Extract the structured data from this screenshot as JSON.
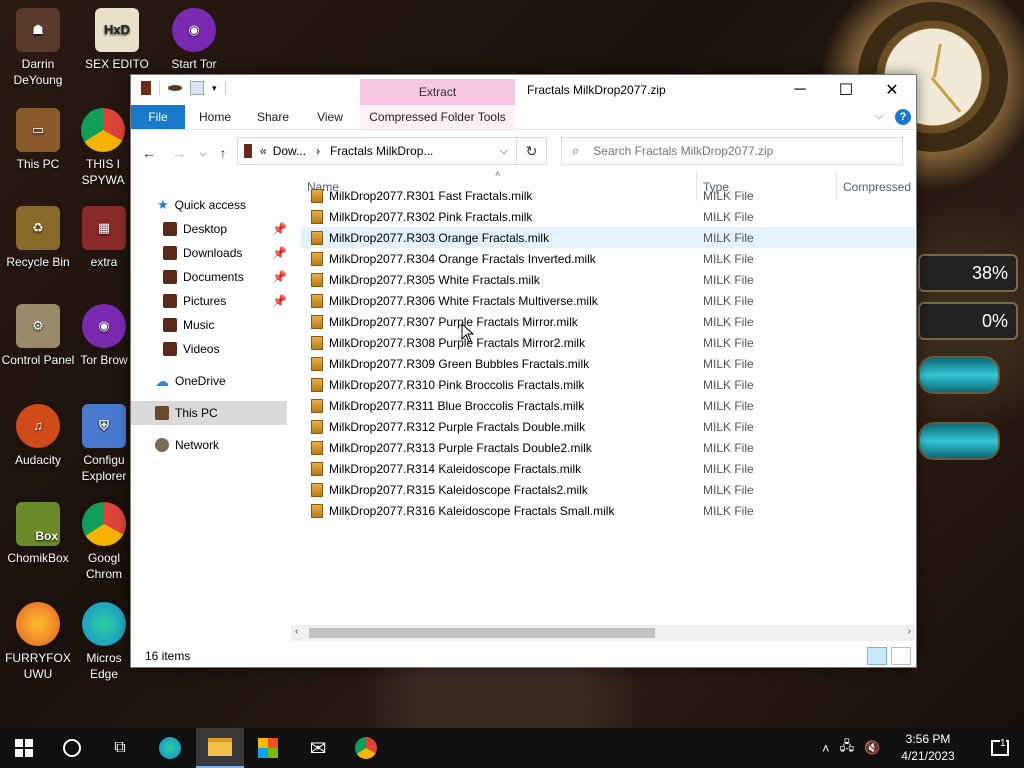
{
  "desktop": {
    "icons": [
      {
        "label": "Darrin DeYoung",
        "color": "#5a3a2a"
      },
      {
        "label": "SEX EDITO",
        "color": "#4a8a3a"
      },
      {
        "label": "Start Tor",
        "color": "#7a2ab0"
      },
      {
        "label": "This PC",
        "color": "#8a5a2a"
      },
      {
        "label": "THIS I SPYWA",
        "color": "#1a73e8"
      },
      {
        "label": "Recycle Bin",
        "color": "#8a6a2a"
      },
      {
        "label": "extra",
        "color": "#8a2a2a"
      },
      {
        "label": "Control Panel",
        "color": "#9a8a6a"
      },
      {
        "label": "Tor Brow",
        "color": "#7a2ab0"
      },
      {
        "label": "Audacity",
        "color": "#d04a1a"
      },
      {
        "label": "Configu Explorer",
        "color": "#4a7ad0"
      },
      {
        "label": "ChomikBox",
        "color": "#6a8a2a"
      },
      {
        "label": "Googl Chrom",
        "color": "#1a73e8"
      },
      {
        "label": "FURRYFOX UWU",
        "color": "#e0602a"
      },
      {
        "label": "Micros Edge",
        "color": "#1a8ad0"
      }
    ],
    "box_label": "Box",
    "gauge1": "38%",
    "gauge2": "0%"
  },
  "window": {
    "title": "Fractals MilkDrop2077.zip",
    "extract_tab": "Extract",
    "ribbon": {
      "file": "File",
      "home": "Home",
      "share": "Share",
      "view": "View",
      "tools": "Compressed Folder Tools"
    },
    "address": {
      "prefix": "«",
      "crumb1": "Dow...",
      "sep": "›",
      "crumb2": "Fractals MilkDrop..."
    },
    "search_placeholder": "Search Fractals MilkDrop2077.zip",
    "nav": {
      "quick_access": "Quick access",
      "desktop": "Desktop",
      "downloads": "Downloads",
      "documents": "Documents",
      "pictures": "Pictures",
      "music": "Music",
      "videos": "Videos",
      "onedrive": "OneDrive",
      "this_pc": "This PC",
      "network": "Network"
    },
    "columns": {
      "name": "Name",
      "type": "Type",
      "compressed": "Compressed s"
    },
    "files": [
      {
        "name": "MilkDrop2077.R301 Fast Fractals.milk",
        "type": "MILK File"
      },
      {
        "name": "MilkDrop2077.R302 Pink Fractals.milk",
        "type": "MILK File"
      },
      {
        "name": "MilkDrop2077.R303 Orange Fractals.milk",
        "type": "MILK File"
      },
      {
        "name": "MilkDrop2077.R304 Orange Fractals Inverted.milk",
        "type": "MILK File"
      },
      {
        "name": "MilkDrop2077.R305 White Fractals.milk",
        "type": "MILK File"
      },
      {
        "name": "MilkDrop2077.R306 White Fractals Multiverse.milk",
        "type": "MILK File"
      },
      {
        "name": "MilkDrop2077.R307 Purple Fractals Mirror.milk",
        "type": "MILK File"
      },
      {
        "name": "MilkDrop2077.R308 Purple Fractals Mirror2.milk",
        "type": "MILK File"
      },
      {
        "name": "MilkDrop2077.R309 Green Bubbles Fractals.milk",
        "type": "MILK File"
      },
      {
        "name": "MilkDrop2077.R310 Pink Broccolis Fractals.milk",
        "type": "MILK File"
      },
      {
        "name": "MilkDrop2077.R311 Blue Broccolis Fractals.milk",
        "type": "MILK File"
      },
      {
        "name": "MilkDrop2077.R312 Purple Fractals Double.milk",
        "type": "MILK File"
      },
      {
        "name": "MilkDrop2077.R313 Purple Fractals Double2.milk",
        "type": "MILK File"
      },
      {
        "name": "MilkDrop2077.R314 Kaleidoscope Fractals.milk",
        "type": "MILK File"
      },
      {
        "name": "MilkDrop2077.R315 Kaleidoscope Fractals2.milk",
        "type": "MILK File"
      },
      {
        "name": "MilkDrop2077.R316 Kaleidoscope Fractals Small.milk",
        "type": "MILK File"
      }
    ],
    "status": "16 items"
  },
  "taskbar": {
    "time": "3:56 PM",
    "date": "4/21/2023",
    "notification_count": "1"
  },
  "colors": {
    "accent": "#1979ca",
    "extract_tab": "#f7c6e0",
    "taskbar": "#101010"
  }
}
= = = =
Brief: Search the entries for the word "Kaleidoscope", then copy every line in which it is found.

Response to this exercise:
        "name": "MilkDrop2077.R314 Kaleidoscope Fractals.milk",
        "name": "MilkDrop2077.R315 Kaleidoscope Fractals2.milk",
        "name": "MilkDrop2077.R316 Kaleidoscope Fractals Small.milk",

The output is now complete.